- Matthew E. Rossheim, Xiaoquan Zhao, Eric K. Soule, Dennis L. Thombs, Sumihiro Suzuki, Asra Ahmad, Tracey E. Barnett. Aerosol, vapor, or chemicals? College student perceptions of harm from electronic cigarettes and support for a tobacco-free campus policy. Journal of American College Health, 2020; 1 DOI: 10.1080/07448481.2020.1819293
When it comes to the harms caused by tobacco products, how information is framed and presented has important consequences for audience risk perception, individual behavior, and public policy-making. Tobacco marketers use a variety of framing devices to downplay the risks of cigarettes, e-cigarettes, and exposure to secondhand smoke.
Tobacco-free laws continue to play an important role in protecting everyone from harmful tobacco emissions and help reduce tobacco use in the general population. While overall rates of smoking continue to decline, e-cigarette use, particularly among youth and young adults has become very prevalent in recent years, including on college campuses. Tobacco-free campus policies have proven to play important roles in reducing the number of new users and in helping current users quit; however, one-sixth of smoke-free campus policies do not prohibit e-cigarette use. Despite mounting evidence on the harm posed by e-cigarettes (also known as “vaping”) and their emissions, they are perceived to pose a lower risk than traditional cigarettes.
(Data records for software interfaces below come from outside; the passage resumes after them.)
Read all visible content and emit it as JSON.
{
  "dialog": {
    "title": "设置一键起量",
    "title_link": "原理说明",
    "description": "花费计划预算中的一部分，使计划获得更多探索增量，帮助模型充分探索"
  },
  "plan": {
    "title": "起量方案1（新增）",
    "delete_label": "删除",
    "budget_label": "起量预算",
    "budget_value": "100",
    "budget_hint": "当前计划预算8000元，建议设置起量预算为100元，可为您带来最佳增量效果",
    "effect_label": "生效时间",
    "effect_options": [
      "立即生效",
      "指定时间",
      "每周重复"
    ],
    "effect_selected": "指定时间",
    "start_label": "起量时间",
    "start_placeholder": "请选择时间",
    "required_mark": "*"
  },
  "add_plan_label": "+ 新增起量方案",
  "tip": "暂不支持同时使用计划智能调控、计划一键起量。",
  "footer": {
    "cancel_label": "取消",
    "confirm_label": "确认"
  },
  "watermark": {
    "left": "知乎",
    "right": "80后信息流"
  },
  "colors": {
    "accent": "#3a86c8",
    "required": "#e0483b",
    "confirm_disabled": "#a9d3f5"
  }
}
Researchers sought to better understand the association between the labels used to describe the secondhand emissions from e-cigarettes and young adults’ level of perceived risks. The study aimed to determine if the terminology used to describe secondhand emissions from e-cigarettes influence undergraduate students’ perceptions of its harmfulness and to examine whether perceived harmfulness of exposure to e-cigarettes was associated with support for tobacco-free campus polices that include e-cigarettes.
“This study is the first known investigation of whether the word used for e-cigarette emissions is associated with perceived harmfulness of secondhand exposure. It is also the first to identify an association between perceptions of harmfulness from secondhand exposure to e-cigarettes and support for the implementation of a 100% tobacco-free campus policy,” said Rossheim, assistant professor in the Department of Global and Community Health.
Findings reveal that the words used to describe tobacco products and their secondhand emissions is critical in forming young adults’ perceptions of e-cigarettes and their harmfulness, and that simple wording choices can have an important impact on perceived risk. The researchers conclude that due to the severe risks associated with e-cigarettes and secondhand smoke, that communications associated with e-cigarettes and tobacco-free campuses should accurately label their emissions as “chemicals” and “aerosols.” They urge that legislation be passed to regulate the marketing practices of the e-cigarette industry so they cannot downplay the harmfulness of their products.
Students who were asked questions that used “chemicals” or “aerosols” to describe e-cigarette’s secondhand emissions were twice as likely to perceive the emissions to be “harmful” or “very harmful,” compared to students asked about e-cigarette “vapor.” Students who did not use e-cigarettes were nearly five times more likely to see e-cigarette emissions as “harmful/very harmful” compared to those who do use e-cigarettes.
“Smoke-free and tobacco-free campus environments are always a common-sense public health measure, and are especially so at this time, given the strong link between tobacco use and COVID-19 transmission among young people,” says Rossheim. “Colleges and universities are encouraged to urgently adopt tobacco-free campus policies to help prevent the spread of coronavirus.”
The study was completed at a large, public university in Virginia that does not currently have a smoke-free campus policy and included data gathered from 791 undergraduate students.